Soon, there was enough news—and opinions—to fill multiple daily newspapers.
For those who could afford to enjoy modern amenities, errands in Ketchum might include a stop at the First National Bank, a trip to the doctor or dentist and a pickup at the pharmacy, and an evening get-together at The Cornucopia Bakery, Confectionery, Oyster and Chop House on Main Street. Its private dining rooms offered a quieter dining experience with one's family, away from coarse influences of other, less genteel patrons.
Stores' offerings continued to expand, catering to the needs of a growing clientele.
"A fine lot of fall and winter overcoats and suits, etc., received at Schweitzer's yesterday," noted a September 1884 edition of The Ketchum Daily Keystone.
The paper's "Town Tidings" section also reported that "the fruit dealers in town received a fresh supply of fine eating apples from Boise yesterday."
Gatherings at saloons could give rise to political arguments, criticisms of the mail service, discussions about anti-Chinese legislation, women's suffrage or veterans' benefits.
Arguments heated up as empty glasses were refilled with a steady supply of alcohol.
"I keep constantly on hand the celebrated Salt Lake City keg beer in quarter barrels, at 75 cents per gallon," boasted bar owner E. Bartsch in a September 1884 issue of The Ketchum Daily Keystone.
Although a small town by many measures, Ketchum still provided more entertainment than more primitive mining camps.
"H. Lefevre, Jr., is down from Vienna and reports times there dull," read the Sept. 3, 1884, edition of The Ketchum Daily Keystone.
The valley saw a major storm in January 1888, which blew in enough snow to close schools in Hailey and Bellevue. Not in Ketchum, though. "The Ketchum school jogged merrily on without the least discomfiture," claimed the Daily Keystone.
Residents likely did feel discomfiture, however, as temperatures plummeted to 40 degrees below zero. Several ladies reported to the Daily Keystone that their "fine collection" of house plants died because indoor temperatures dropped to below freezing.
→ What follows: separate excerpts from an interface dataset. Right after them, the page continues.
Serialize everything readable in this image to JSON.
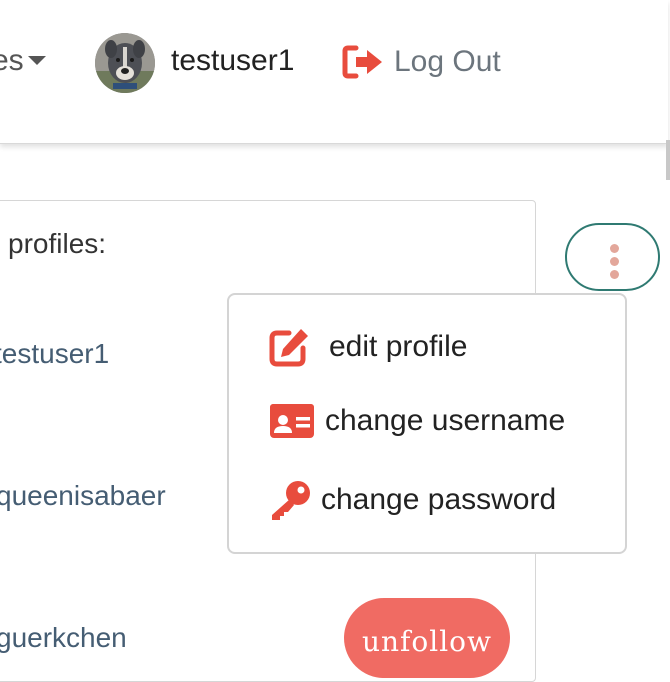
{
  "navbar": {
    "partial_menu_label": "es",
    "username": "testuser1",
    "logout_label": "Log Out"
  },
  "profiles": {
    "heading": "profiles:",
    "items": [
      {
        "name": "testuser1"
      },
      {
        "name": "queenisabaer"
      },
      {
        "name": "guerkchen"
      }
    ],
    "unfollow_label": "unfollow"
  },
  "dropdown": {
    "items": [
      {
        "label": "edit profile",
        "icon": "edit-icon"
      },
      {
        "label": "change username",
        "icon": "id-card-icon"
      },
      {
        "label": "change password",
        "icon": "key-icon"
      }
    ]
  },
  "colors": {
    "accent_red": "#e84c3d",
    "kebab_border": "#2f7a72",
    "kebab_dots": "#e3a79b",
    "unfollow_bg": "#f06b63",
    "link_text": "#455d73"
  }
}
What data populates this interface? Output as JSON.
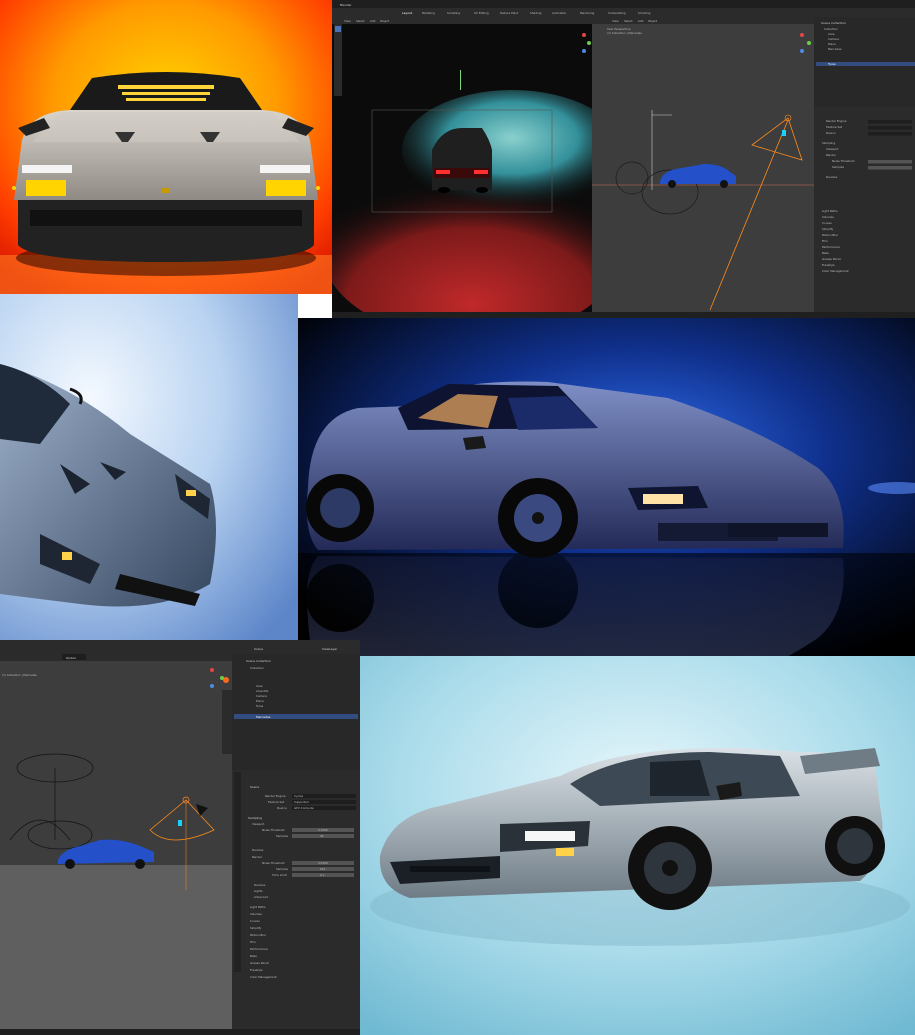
{
  "blender_top": {
    "title_bar": "Blender",
    "header_tabs": [
      "Layout",
      "Modeling",
      "Sculpting",
      "UV Editing",
      "Texture Paint",
      "Shading",
      "Animation",
      "Rendering",
      "Compositing",
      "Scripting"
    ],
    "viewport_left_menu": [
      "View",
      "Select",
      "Add",
      "Object"
    ],
    "viewport_right_menu": [
      "View",
      "Select",
      "Add",
      "Object"
    ],
    "viewport_right_overlay": [
      "User Perspective",
      "(1) Collection | Mercedes"
    ],
    "outliner_title": "Scene Collection",
    "outliner_items": [
      "Collection",
      "Area",
      "Camera",
      "Plane",
      "Mercedes",
      "Tyres"
    ],
    "properties_items": [
      "Render Engine",
      "Feature Set",
      "Device",
      "Sampling",
      "Viewport",
      "Render",
      "Noise Threshold",
      "Samples",
      "Denoise",
      "Light Paths",
      "Volumes",
      "Curves",
      "Simplify",
      "Motion Blur",
      "Film",
      "Performance",
      "Bake",
      "Grease Pencil",
      "Freestyle",
      "Color Management"
    ]
  },
  "blender_bottom": {
    "menu": [
      "View",
      "Select",
      "Add",
      "Object"
    ],
    "mode": "Object Mode",
    "global": "Global",
    "scene": "Scene",
    "view_layer": "ViewLayer",
    "overlay_text": [
      "User Perspective",
      "(1) Collection | Mercedes"
    ],
    "outliner": {
      "title": "Scene Collection",
      "items": [
        "Collection",
        "Area",
        "Area.001",
        "Camera",
        "Plane",
        "Tyres",
        "Mercedes"
      ]
    },
    "properties": {
      "scene_label": "Scene",
      "render_engine_label": "Render Engine",
      "render_engine_value": "Cycles",
      "feature_set_label": "Feature Set",
      "feature_set_value": "Supported",
      "device_label": "Device",
      "device_value": "GPU Compute",
      "sampling": "Sampling",
      "viewport": "Viewport",
      "noise_threshold_label": "Noise Threshold",
      "noise_threshold_value": "0.1000",
      "samples_label": "Samples",
      "viewport_samples_value": "32",
      "denoise": "Denoise",
      "render": "Render",
      "render_noise_threshold_value": "0.0100",
      "render_samples_value": "512",
      "time_limit_label": "Time Limit",
      "time_limit_value": "0 s",
      "lights": "Lights",
      "advanced": "Advanced",
      "sections": [
        "Light Paths",
        "Volumes",
        "Curves",
        "Simplify",
        "Motion Blur",
        "Film",
        "Performance",
        "Bake",
        "Grease Pencil",
        "Freestyle",
        "Color Management"
      ]
    }
  },
  "colors": {
    "blender_bg": "#3d3d3d",
    "blender_panel": "#2b2b2b",
    "selection": "#334d80",
    "orange_select": "#ff8c1a",
    "car_blue": "#2451c9",
    "sky_blue": "#9fd4e8"
  },
  "icons": [
    "camera-icon",
    "light-icon",
    "eye-icon",
    "render-icon"
  ]
}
Log cabins and board dwellings that most people lived in offered little protection from winter's assault.
"If we were to live under the conditions they lived under, most of us would buckle," Hofferber said. "I think that they were just strong, very strong people."
To guard against the cold and isolation, people turned to each other. Winter days could be enlivened by sleigh rides to Guyer Hot Springs, snowball fights or songs around a piano.
Dances, lectures, picnics, fundraisers and holiday gatherings provided the seeds for development of a little town that was quickly becoming a community.
Rebecca Meany: email@example.com